**Task**
Report all lines below with the word "date".

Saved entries
··········

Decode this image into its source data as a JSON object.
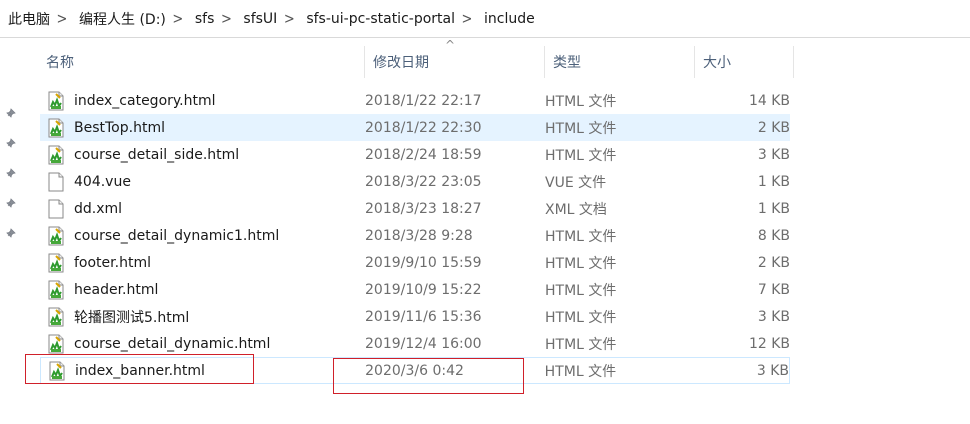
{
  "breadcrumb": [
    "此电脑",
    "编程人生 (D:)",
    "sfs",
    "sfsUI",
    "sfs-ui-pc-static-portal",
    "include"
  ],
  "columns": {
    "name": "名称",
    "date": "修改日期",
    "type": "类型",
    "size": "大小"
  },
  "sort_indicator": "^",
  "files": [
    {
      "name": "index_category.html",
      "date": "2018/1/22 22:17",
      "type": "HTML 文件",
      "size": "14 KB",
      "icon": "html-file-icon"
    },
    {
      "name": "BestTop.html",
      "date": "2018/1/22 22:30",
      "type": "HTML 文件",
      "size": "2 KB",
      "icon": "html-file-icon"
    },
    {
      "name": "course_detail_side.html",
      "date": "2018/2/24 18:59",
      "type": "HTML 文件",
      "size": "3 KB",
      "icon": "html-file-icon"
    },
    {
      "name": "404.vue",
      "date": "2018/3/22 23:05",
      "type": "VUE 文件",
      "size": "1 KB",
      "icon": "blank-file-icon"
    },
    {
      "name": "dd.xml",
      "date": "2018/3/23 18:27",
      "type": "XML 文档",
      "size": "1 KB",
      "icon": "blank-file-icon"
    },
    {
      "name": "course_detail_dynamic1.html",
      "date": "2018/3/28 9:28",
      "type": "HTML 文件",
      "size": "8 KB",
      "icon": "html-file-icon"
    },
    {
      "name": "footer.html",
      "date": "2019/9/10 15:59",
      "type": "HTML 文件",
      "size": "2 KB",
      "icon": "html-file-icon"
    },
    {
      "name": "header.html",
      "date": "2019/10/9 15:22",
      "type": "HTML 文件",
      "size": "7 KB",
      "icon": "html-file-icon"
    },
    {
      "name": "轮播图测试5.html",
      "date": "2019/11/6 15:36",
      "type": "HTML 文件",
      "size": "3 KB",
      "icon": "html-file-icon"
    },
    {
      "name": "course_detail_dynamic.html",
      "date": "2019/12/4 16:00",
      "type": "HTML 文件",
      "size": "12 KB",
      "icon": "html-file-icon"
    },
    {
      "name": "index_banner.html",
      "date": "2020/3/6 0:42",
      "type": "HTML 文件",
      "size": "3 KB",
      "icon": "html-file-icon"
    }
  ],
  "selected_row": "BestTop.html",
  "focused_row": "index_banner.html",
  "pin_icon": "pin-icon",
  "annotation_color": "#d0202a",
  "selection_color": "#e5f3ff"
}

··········

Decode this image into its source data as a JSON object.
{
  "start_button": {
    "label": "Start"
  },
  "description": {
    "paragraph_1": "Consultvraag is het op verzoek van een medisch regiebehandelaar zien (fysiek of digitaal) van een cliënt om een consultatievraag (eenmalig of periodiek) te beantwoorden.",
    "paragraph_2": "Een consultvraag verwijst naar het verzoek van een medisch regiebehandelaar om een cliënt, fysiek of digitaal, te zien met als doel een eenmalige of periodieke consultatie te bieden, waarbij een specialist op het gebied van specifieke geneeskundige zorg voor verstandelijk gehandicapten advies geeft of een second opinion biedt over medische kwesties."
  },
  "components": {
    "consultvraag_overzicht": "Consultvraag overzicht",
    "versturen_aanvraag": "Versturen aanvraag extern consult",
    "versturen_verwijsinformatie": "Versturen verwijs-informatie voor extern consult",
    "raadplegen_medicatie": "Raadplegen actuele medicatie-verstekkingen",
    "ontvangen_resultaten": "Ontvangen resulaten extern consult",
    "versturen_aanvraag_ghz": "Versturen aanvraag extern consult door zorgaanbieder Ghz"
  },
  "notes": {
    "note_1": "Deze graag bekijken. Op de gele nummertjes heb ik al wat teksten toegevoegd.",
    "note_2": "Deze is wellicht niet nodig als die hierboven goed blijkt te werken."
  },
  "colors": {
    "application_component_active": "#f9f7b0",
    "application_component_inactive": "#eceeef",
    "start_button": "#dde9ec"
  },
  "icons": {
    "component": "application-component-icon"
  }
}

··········

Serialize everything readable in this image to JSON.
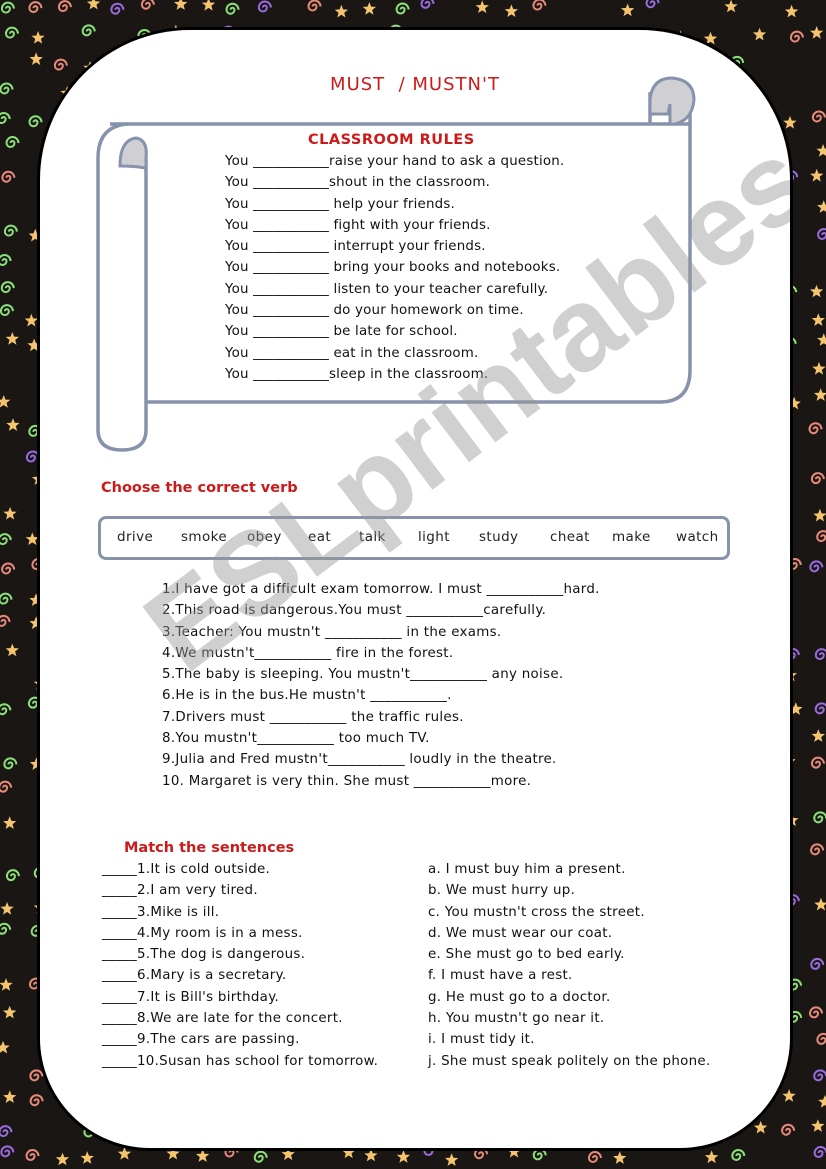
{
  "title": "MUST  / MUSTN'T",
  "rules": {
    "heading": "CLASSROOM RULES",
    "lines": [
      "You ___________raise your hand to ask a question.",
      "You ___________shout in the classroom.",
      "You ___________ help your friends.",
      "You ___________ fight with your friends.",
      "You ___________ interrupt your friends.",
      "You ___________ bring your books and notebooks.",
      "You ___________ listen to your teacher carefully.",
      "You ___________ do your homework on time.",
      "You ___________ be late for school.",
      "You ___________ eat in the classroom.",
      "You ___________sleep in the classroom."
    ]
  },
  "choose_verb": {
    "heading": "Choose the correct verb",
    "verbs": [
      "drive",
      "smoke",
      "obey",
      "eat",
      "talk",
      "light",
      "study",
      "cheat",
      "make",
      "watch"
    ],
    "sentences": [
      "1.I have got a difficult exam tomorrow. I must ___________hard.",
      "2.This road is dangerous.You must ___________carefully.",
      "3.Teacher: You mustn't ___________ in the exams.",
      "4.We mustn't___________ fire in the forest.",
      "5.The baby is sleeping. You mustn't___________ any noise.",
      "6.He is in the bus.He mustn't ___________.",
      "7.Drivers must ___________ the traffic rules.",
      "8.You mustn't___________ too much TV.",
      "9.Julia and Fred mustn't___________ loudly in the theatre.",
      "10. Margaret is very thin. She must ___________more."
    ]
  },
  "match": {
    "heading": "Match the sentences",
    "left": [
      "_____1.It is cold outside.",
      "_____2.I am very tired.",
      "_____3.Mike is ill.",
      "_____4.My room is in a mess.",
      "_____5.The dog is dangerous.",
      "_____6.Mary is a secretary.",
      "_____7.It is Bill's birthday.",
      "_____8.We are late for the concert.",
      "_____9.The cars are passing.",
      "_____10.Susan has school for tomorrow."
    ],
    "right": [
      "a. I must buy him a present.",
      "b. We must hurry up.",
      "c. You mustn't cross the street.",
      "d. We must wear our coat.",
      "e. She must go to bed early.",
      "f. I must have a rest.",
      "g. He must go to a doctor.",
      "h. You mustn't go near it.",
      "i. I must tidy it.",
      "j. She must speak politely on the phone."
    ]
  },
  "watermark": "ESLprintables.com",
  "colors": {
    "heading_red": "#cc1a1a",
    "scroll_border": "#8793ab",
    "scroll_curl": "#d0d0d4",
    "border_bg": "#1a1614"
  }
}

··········

**Reply**
    "date": "修改日期",
      "date": "2018/1/22 22:17",
      "date": "2018/1/22 22:30",
      "date": "2018/2/24 18:59",
      "date": "2018/3/22 23:05",
      "date": "2018/3/23 18:27",
      "date": "2018/3/28 9:28",
      "date": "2019/9/10 15:59",
      "date": "2019/10/9 15:22",
      "date": "2019/11/6 15:36",
      "date": "2019/12/4 16:00",
      "date": "2020/3/6 0:42",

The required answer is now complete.